#### [Work order]
In your answer, give each entry again exactly as it appears.

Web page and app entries
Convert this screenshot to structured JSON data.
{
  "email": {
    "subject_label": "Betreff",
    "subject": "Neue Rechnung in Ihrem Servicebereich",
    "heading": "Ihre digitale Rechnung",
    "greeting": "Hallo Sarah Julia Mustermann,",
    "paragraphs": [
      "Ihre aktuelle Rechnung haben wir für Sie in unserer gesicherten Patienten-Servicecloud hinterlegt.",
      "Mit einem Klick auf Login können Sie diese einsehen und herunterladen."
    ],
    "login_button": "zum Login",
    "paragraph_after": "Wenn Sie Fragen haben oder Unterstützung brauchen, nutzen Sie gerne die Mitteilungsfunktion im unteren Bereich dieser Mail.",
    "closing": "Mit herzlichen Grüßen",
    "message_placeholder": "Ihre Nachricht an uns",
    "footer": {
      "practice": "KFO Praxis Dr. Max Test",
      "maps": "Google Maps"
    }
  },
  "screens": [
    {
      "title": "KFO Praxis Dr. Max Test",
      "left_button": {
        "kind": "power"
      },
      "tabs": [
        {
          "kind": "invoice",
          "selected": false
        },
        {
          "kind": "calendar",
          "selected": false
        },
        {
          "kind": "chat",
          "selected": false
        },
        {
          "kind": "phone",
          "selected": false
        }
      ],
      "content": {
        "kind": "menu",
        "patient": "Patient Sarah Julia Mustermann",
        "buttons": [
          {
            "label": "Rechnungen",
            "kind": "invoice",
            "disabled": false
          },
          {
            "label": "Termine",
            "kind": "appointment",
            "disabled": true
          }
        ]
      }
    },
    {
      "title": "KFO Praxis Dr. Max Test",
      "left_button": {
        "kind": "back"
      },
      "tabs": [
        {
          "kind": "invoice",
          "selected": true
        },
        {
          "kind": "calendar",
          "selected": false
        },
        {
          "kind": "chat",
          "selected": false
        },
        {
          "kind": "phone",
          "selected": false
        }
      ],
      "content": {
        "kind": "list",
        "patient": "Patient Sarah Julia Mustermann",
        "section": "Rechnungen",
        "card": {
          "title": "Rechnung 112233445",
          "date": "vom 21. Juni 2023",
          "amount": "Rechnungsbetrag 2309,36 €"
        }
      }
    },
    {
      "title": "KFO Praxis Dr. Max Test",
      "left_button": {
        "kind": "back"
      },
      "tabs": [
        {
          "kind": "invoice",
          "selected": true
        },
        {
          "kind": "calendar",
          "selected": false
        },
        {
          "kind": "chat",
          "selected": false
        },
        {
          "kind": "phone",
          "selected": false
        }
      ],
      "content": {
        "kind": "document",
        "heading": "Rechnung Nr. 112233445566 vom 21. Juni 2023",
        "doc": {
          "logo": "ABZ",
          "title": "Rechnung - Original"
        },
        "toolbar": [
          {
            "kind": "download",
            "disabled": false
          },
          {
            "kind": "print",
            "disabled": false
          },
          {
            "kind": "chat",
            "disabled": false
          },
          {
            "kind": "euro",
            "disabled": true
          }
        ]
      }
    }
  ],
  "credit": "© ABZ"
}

#### [Written answer]
Convert this screenshot to structured JSON data.
{
  "email": {
    "subject_label": "Betreff",
    "subject": "Neue Rechnung in Ihrem Servicebereich",
    "heading": "Ihre digitale Rechnung",
    "greeting": "Hallo Sarah Julia Mustermann,",
    "paragraphs": [
      "Ihre aktuelle Rechnung haben wir für Sie in unserer gesicherten Patienten-Servicecloud hinterlegt.",
      "Mit einem Klick auf Login können Sie diese einsehen und herunterladen."
    ],
    "login_button": "zum Login",
    "paragraph_after": "Wenn Sie Fragen haben oder Unterstützung brauchen, nutzen Sie gerne die Mitteilungsfunktion im unteren Bereich dieser Mail.",
    "closing": "Mit herzlichen Grüßen",
    "message_placeholder": "Ihre Nachricht an uns",
    "footer": {
      "practice": "KFO Praxis Dr. Max Test",
      "maps": "Google Maps"
    }
  },
  "screens": [
    {
      "title": "KFO Praxis Dr. Max Test",
      "left_button": {
        "kind": "power"
      },
      "tabs": [
        {
          "kind": "invoice",
          "selected": false
        },
        {
          "kind": "calendar",
          "selected": false
        },
        {
          "kind": "chat",
          "selected": false
        },
        {
          "kind": "phone",
          "selected": false
        }
      ],
      "content": {
        "kind": "menu",
        "patient": "Patient Sarah Julia Mustermann",
        "buttons": [
          {
            "label": "Rechnungen",
            "kind": "invoice",
            "disabled": false
          },
          {
            "label": "Termine",
            "kind": "appointment",
            "disabled": true
          }
        ]
      }
    },
    {
      "title": "KFO Praxis Dr. Max Test",
      "left_button": {
        "kind": "back"
      },
      "tabs": [
        {
          "kind": "invoice",
          "selected": true
        },
        {
          "kind": "calendar",
          "selected": false
        },
        {
          "kind": "chat",
          "selected": false
        },
        {
          "kind": "phone",
          "selected": false
        }
      ],
      "content": {
        "kind": "list",
        "patient": "Patient Sarah Julia Mustermann",
        "section": "Rechnungen",
        "card": {
          "title": "Rechnung 112233445",
          "date": "vom 21. Juni 2023",
          "amount": "Rechnungsbetrag 2309,36 €"
        }
      }
    },
    {
      "title": "KFO Praxis Dr. Max Test",
      "left_button": {
        "kind": "back"
      },
      "tabs": [
        {
          "kind": "invoice",
          "selected": true
        },
        {
          "kind": "calendar",
          "selected": false
        },
        {
          "kind": "chat",
          "selected": false
        },
        {
          "kind": "phone",
          "selected": false
        }
      ],
      "content": {
        "kind": "document",
        "heading": "Rechnung Nr. 112233445566 vom 21. Juni 2023",
        "doc": {
          "logo": "ABZ",
          "title": "Rechnung - Original"
        },
        "toolbar": [
          {
            "kind": "download",
            "disabled": false
          },
          {
            "kind": "print",
            "disabled": false
          },
          {
            "kind": "chat",
            "disabled": false
          },
          {
            "kind": "euro",
            "disabled": true
          }
        ]
      }
    }
  ],
  "credit": "© ABZ"
}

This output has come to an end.